Multimodality Neuromonitoring in Adult Traumatic Brain Injury: A Narrative Review
Author Notes
  • From the National Hospital for Neurology and Neurosurgery, University College London Hospitals, Queen Square, London, United Kingdom.
  • This article is featured in “This Month in Anesthesiology,” page 1A.
    This article is featured in “This Month in Anesthesiology,” page 1A.×
  • This article has a video abstract.
    This article has a video abstract.×
  • Submitted for publication May 1, 2017. Accepted for publication August 8, 2017.
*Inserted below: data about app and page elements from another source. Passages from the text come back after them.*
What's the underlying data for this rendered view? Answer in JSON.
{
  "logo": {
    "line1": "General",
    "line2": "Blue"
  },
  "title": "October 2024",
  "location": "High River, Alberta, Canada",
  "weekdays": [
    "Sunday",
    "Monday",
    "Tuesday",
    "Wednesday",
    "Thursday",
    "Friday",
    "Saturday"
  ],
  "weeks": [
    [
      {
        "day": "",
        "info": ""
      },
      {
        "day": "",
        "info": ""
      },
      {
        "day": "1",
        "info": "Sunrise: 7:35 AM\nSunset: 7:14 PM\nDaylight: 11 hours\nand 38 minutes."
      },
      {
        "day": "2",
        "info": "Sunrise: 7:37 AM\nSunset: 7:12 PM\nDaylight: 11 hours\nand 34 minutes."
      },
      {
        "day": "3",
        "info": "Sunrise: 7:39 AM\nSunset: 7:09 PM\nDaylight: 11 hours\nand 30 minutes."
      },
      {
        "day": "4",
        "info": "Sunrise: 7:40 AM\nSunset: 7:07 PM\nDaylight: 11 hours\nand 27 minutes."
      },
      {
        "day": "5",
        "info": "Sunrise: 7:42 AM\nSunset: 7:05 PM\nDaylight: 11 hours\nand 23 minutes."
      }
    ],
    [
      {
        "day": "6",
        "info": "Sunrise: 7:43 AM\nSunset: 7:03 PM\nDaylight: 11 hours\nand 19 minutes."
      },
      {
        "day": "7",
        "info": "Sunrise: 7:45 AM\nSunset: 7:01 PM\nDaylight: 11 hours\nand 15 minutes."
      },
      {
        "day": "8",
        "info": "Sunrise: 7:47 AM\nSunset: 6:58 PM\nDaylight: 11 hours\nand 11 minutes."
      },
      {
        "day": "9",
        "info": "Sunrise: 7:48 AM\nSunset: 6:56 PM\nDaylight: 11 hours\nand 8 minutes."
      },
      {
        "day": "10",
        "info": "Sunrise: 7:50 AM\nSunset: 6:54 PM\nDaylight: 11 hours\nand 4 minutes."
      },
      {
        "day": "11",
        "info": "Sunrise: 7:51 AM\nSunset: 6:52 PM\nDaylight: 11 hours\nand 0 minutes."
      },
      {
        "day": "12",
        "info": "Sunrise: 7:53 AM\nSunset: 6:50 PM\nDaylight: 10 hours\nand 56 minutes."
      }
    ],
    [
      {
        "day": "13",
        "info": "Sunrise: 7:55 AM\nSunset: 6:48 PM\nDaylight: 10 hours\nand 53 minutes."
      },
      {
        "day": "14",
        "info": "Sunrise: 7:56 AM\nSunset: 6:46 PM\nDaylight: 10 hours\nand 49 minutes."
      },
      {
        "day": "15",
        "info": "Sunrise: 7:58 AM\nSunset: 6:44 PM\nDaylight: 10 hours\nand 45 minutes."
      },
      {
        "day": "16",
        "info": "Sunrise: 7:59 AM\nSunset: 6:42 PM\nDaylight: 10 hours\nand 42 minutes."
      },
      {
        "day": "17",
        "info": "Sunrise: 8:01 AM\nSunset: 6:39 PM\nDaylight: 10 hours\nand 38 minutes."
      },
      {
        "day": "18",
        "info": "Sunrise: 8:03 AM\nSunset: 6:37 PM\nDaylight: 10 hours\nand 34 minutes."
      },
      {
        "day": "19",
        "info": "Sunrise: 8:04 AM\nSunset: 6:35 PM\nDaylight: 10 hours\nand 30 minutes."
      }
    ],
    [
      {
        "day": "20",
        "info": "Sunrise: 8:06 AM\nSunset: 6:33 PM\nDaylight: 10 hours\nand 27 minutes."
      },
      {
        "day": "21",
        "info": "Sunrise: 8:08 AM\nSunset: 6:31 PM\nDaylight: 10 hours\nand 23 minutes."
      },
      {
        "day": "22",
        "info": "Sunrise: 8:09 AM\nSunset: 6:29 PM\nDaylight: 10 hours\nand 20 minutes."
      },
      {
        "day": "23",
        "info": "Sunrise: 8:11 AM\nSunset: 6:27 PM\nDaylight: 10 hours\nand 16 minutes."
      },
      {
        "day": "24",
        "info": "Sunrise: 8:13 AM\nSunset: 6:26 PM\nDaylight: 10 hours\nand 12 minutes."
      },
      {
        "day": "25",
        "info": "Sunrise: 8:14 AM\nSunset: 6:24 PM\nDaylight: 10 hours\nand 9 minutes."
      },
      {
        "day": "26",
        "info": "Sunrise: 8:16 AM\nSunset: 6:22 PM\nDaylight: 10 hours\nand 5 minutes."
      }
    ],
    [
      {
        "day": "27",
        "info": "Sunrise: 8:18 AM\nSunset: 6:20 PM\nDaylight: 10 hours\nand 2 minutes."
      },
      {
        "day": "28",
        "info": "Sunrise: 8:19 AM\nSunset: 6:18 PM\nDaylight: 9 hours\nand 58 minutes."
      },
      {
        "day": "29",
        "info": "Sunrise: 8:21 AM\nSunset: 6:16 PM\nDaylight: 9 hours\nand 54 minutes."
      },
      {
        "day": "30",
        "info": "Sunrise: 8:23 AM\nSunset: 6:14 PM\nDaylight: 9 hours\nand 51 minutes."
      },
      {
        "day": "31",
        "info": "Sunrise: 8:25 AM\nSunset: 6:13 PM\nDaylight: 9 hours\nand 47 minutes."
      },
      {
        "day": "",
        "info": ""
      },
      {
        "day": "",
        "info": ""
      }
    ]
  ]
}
    Submitted for publication May 1, 2017. Accepted for publication August 8, 2017.×
  • Address correspondence to Dr. Smith: National Hospital for Neurology and Neurosurgery, University College London Hospitals, Queen Square, London WC1N 3BG, United Kingdom. martin.smith@ucl.ac.uk. Information on purchasing reprints may be found at www.anesthesiology.org or on the masthead page at the beginning of this issue. Anesthesiology’s articles are made freely accessible to all readers, for personal use only, 6 months from the cover date of the issue.
Article Information
Education / Review Article / Central and Peripheral Nervous Systems / Neurosurgical Anesthesia
Education   |   February 2018
Multimodality Neuromonitoring in Adult Traumatic Brain Injury: A Narrative Review
Anesthesiology 2 2018, Vol.128, 401-415. doi:10.1097/ALN.0000000000001885
Anesthesiology 2 2018, Vol.128, 401-415. doi:10.1097/ALN.0000000000001885
Abstract

Neuromonitoring plays an important role in the management of traumatic brain injury. Simultaneous assessment of cerebral hemodynamics, oxygenation, and metabolism allows an individualized approach to patient management in which therapeutic interventions intended to prevent or minimize secondary brain injury are guided by monitored changes in physiologic variables rather than generic thresholds. This narrative review describes various neuromonitoring techniques that can be used to guide the management of patients with traumatic brain injury and examines the latest evidence and expert consensus guidelines for neuromonitoring.